By David Hammer, WWL4

August 1, 2023

The International Association of Chiefs of Police finished its review of six candidates, and gave the highest score to former Henderson, Nev., police chief Thedrick Andres.

But there are still major questions about how the IACP process was handled and how it scored the candidates, something that means more than ever because Mayor LaToya Cantrell’s pick must be confirmed by the City Council.

One committee of external stakeholders that interviewed the six IACP semifinalists chose Andres, former Oakland, Calif., chief Anne Kirkpatrick and current Interim NOPD Superintendent Michelle Woodfork as the three finalists. But that committee filed a short handwritten report that also questioned Woodfork’s lack of leadership experience and said she needed mentoring.

We asked Cantrell about that and her process now that she has the IACP scores and recommendations from the external committee and another comprised of her internal staff.

“So, what I’m going to say is that the next phase is an interview process that I will engage upon within the next couple of weeks. I’m letting, making sure that IACP is off to do more thorough evaluations of the candidates thus far,” Cantrell said.

She did not answer our question about the external committee’s criticism of Woodfork’s lack of leadership experience, but she did say, “I’m open minded literally to the candidates that have made it thus far, which includes Chief Woodfork.”

Cantrell said she’s still hoping to include a fourth candidate as a finalist – David Franklin, former chief of staff at the Albuquerque Police Department. But the IACP did not provide Franklin’s scores or that of another candidate who withdrew. The city paid the IACP $90,000 for its review of 33 candidates and the selection of six semifinalists, so Cantrell said she wants to see all six scores.

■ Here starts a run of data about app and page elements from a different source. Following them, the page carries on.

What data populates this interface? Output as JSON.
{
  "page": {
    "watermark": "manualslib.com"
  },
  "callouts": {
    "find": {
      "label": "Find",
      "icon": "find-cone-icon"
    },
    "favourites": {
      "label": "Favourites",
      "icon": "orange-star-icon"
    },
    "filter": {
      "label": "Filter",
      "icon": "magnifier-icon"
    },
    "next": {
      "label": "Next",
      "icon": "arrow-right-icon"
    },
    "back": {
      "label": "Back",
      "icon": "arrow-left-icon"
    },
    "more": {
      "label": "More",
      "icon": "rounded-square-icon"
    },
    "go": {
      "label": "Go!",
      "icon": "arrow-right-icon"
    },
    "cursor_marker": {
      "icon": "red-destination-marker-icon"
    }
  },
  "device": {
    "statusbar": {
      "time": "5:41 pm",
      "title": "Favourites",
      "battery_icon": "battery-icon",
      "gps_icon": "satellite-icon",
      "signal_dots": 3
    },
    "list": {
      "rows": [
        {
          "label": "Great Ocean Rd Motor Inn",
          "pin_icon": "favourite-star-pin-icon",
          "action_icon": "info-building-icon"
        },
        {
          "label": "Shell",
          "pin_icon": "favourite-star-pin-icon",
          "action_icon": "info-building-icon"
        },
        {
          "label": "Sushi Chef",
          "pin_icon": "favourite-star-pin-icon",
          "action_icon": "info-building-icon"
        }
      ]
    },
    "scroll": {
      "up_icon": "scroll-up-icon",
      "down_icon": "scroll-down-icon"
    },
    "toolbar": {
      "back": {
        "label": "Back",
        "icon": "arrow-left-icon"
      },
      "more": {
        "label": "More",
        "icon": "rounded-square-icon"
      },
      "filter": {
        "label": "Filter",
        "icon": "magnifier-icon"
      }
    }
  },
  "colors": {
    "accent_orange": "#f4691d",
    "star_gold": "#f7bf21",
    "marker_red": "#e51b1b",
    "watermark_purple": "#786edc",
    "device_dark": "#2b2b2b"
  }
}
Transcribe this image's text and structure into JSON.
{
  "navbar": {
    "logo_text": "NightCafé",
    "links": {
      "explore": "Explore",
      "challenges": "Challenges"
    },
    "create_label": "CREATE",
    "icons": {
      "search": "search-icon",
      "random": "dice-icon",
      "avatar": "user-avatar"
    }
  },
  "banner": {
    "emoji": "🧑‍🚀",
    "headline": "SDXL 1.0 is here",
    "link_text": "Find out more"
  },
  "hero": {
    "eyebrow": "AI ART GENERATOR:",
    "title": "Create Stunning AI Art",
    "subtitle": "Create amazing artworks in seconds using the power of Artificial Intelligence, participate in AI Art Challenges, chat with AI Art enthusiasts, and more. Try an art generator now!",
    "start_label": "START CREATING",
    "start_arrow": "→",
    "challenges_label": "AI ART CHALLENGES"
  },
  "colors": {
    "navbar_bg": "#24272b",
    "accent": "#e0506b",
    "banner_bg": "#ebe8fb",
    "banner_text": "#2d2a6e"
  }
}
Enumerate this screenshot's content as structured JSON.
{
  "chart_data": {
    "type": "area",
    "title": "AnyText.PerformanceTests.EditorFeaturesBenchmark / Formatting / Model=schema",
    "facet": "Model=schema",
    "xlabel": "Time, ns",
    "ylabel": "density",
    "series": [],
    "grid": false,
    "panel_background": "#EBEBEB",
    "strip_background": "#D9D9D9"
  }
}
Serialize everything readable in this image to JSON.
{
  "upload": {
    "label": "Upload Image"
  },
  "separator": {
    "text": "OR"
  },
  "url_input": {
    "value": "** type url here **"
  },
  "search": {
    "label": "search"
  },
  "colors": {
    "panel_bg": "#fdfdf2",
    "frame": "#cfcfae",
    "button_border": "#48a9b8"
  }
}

The City Council and others have blasted the process as too secretive. Previous mayors have had a much more secretive process for selecting a chief, but this time there’s a major difference: voters overwhelmingly gave the City Council the power to confirm or reject a mayor’s pick.

City Council President JP Morrell said the council and public didn’t get enough information to fully understand the IACP’s scores.

“The scores without context are kind of nonsense,” Morrell said. “When you look at the (IACP) report, this is not like the ACT or the SAT where there’s an objective criteria and you score on it.”

He said more details about the scoring should have been made available to the City Council.

“And I think both the IACP and the mayor have forgotten If the council does not confirm your pick, they are not hired,” he said.

Rafael Goyeneche of the Metropolitan Crime Commission says the IACP scores also failed to take into account potential problems in the candidates’ backgrounds.

“And what we quickly found out is some of the semifinalists have background issues that weren’t disclosed,” he said. “So, the people that conducted those interviews and made recommendations weren’t privy to background information.”

For example, Andres shot a man to death in 2014 after getting into a fight on a party bus while off-duty. A grand jury refused to charge him.

More recently, police unions in Henderson voted 95% no-confidence in Andres. After he retired there, he failed to get the police chief position in Victoria, Texas, a small city of about 65,000 residents in southeast Texas.

Kirkpatrick and Woodfork also have background issues that could affect their selection.

Kirkpatrick was fired by the Oakland Police Commission but won a whistleblower lawsuit in which she claimed the commission fired her as retaliation for exposing commission members for seeking favors from her. She also came under fire for taking no disciplinary action against five Oakland officers who were later fired for the fatal shooting of an unarmed homeless man.

Over her 34-year career at NOPD, Woodfork faced domestic violence allegations from fellow officers she dated and was suspended three times for lying to internal NOPD investigators. More recently, she was accused of intimidating Belden “Noonie Man” Batiste, a loud Cantrell critic, during a political dispute with one of Cantrell’s allies on the City Council, Jay Banks. An internal investigation cleared Woodfork and other ranking officers who showed up at Batiste’s house.

Goyeneche couldn’t believe the IACP selection process didn’t include any background checks or review of candidates’ disciplinary records.

“If the City Council had been involved in this from the beginning … I would think that it would have been suggested that the background (checks) be done so that there’s not going to be anything in their backgrounds that would otherwise exclude them from being a viable candidate,” Goyeneche said.